▸ Entries from a dataset of interfaces

↓↓↓

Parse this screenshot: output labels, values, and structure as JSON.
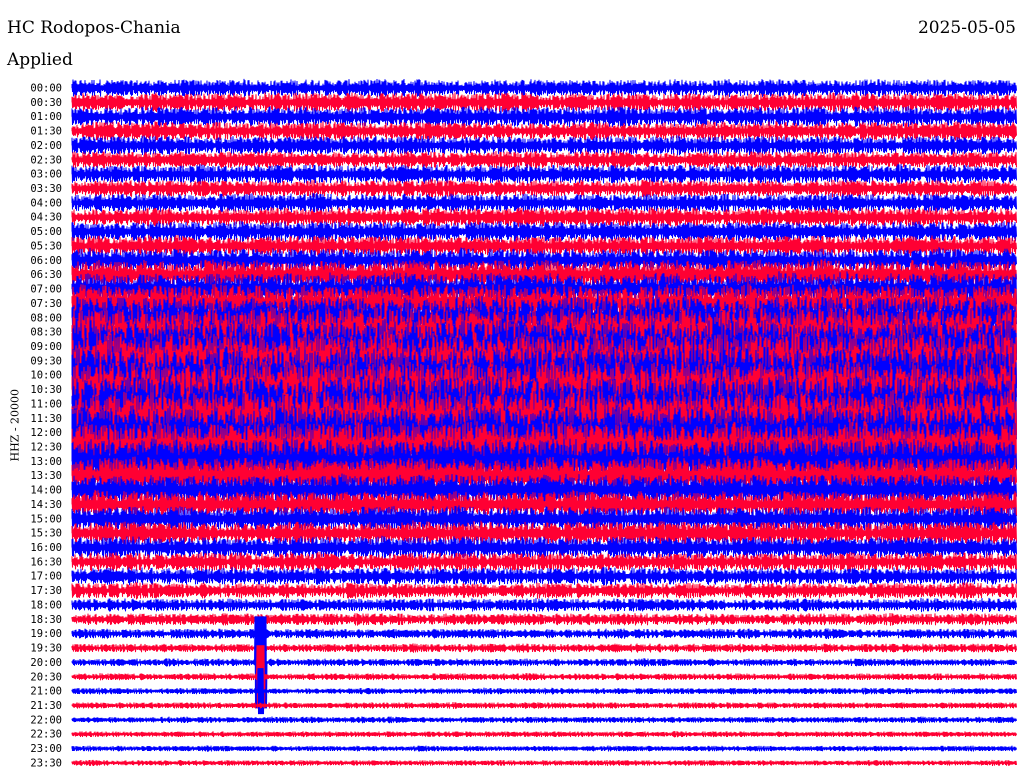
{
  "header": {
    "station": "HC Rodopos-Chania",
    "date": "2025-05-05",
    "filter_label": "Applied"
  },
  "chart_data": {
    "type": "line",
    "title": "HC Rodopos-Chania",
    "date": "2025-05-05",
    "ylabel": "HHZ - 20000",
    "tick_labels": [
      "00:00",
      "00:30",
      "01:00",
      "01:30",
      "02:00",
      "02:30",
      "03:00",
      "03:30",
      "04:00",
      "04:30",
      "05:00",
      "05:30",
      "06:00",
      "06:30",
      "07:00",
      "07:30",
      "08:00",
      "08:30",
      "09:00",
      "09:30",
      "10:00",
      "10:30",
      "11:00",
      "11:30",
      "12:00",
      "12:30",
      "13:00",
      "13:30",
      "14:00",
      "14:30",
      "15:00",
      "15:30",
      "16:00",
      "16:30",
      "17:00",
      "17:30",
      "18:00",
      "18:30",
      "19:00",
      "19:30",
      "20:00",
      "20:30",
      "21:00",
      "21:30",
      "22:00",
      "22:30",
      "23:00",
      "23:30"
    ],
    "trace_colors": [
      "#0000ff",
      "#ff0033"
    ],
    "row_amplitude": [
      0.55,
      0.6,
      0.65,
      0.6,
      0.6,
      0.55,
      0.6,
      0.55,
      0.6,
      0.6,
      0.65,
      0.65,
      0.75,
      0.95,
      1.05,
      1.2,
      1.4,
      1.6,
      1.75,
      1.85,
      1.9,
      1.9,
      1.85,
      1.8,
      1.75,
      1.65,
      1.45,
      1.2,
      1.0,
      0.85,
      0.8,
      0.75,
      0.7,
      0.6,
      0.55,
      0.5,
      0.42,
      0.38,
      0.32,
      0.28,
      0.24,
      0.22,
      0.2,
      0.2,
      0.2,
      0.18,
      0.18,
      0.18
    ],
    "event": {
      "time": "20:00",
      "minute_offset": 6
    },
    "grid": false
  }
}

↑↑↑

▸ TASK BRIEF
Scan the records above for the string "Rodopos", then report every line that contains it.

▸ OUTPUT OF THE EXERCISE
    "station": "HC Rodopos-Chania",
    "title": "HC Rodopos-Chania",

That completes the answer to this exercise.